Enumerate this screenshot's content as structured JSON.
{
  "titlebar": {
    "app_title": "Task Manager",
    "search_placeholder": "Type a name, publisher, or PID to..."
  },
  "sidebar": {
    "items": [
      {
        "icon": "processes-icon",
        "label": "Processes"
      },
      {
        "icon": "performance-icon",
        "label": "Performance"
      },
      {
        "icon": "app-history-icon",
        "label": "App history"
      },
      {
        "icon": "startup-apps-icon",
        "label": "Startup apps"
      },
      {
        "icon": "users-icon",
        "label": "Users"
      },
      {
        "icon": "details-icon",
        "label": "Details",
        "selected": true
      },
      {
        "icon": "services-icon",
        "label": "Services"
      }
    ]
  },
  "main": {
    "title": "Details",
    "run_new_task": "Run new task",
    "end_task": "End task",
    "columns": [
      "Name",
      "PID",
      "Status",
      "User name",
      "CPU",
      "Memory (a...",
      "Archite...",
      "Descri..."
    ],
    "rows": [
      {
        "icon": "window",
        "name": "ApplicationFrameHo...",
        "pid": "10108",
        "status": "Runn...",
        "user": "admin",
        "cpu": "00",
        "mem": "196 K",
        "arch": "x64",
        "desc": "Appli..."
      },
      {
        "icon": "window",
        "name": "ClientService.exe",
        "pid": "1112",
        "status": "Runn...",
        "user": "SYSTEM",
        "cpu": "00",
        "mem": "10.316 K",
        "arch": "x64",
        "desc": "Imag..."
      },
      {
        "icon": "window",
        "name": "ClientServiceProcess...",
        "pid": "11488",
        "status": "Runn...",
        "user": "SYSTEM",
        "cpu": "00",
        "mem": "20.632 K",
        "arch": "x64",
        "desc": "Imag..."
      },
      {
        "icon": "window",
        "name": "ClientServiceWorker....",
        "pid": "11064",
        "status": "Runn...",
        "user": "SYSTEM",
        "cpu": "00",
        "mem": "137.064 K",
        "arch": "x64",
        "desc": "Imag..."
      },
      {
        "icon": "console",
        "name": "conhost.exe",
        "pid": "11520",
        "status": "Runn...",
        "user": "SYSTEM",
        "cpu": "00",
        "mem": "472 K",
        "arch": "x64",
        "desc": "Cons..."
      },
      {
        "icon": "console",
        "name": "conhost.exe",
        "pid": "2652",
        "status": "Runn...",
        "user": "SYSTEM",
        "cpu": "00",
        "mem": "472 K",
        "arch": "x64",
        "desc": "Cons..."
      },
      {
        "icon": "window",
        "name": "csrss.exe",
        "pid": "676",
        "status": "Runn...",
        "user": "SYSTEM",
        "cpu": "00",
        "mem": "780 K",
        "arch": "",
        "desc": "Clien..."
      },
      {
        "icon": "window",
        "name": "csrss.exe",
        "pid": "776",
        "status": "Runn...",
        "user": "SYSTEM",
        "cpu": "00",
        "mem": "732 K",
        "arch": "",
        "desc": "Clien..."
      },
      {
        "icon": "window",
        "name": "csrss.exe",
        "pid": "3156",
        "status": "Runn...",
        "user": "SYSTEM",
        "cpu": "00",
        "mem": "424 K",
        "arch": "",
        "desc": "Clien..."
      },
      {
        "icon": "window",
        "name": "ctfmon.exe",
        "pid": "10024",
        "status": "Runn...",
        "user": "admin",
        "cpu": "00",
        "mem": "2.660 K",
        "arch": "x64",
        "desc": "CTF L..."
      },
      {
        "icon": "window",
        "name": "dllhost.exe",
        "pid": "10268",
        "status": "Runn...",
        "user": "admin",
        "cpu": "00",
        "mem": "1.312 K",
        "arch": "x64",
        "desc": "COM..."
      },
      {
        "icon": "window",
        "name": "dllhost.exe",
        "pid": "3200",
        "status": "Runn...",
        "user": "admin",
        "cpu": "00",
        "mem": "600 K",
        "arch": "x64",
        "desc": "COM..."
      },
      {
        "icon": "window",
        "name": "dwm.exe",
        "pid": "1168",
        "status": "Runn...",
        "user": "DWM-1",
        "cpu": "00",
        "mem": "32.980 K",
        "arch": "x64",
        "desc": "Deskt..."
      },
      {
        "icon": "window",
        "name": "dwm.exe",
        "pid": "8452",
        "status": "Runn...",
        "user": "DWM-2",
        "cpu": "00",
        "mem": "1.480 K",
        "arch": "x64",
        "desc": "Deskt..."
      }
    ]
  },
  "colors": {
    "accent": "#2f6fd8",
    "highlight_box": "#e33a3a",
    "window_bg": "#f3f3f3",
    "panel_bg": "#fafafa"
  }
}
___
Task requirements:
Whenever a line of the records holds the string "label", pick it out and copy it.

Answer area:
        "label": "Processes"
        "label": "Performance"
        "label": "App history"
        "label": "Startup apps"
        "label": "Users"
        "label": "Details",
        "label": "Services"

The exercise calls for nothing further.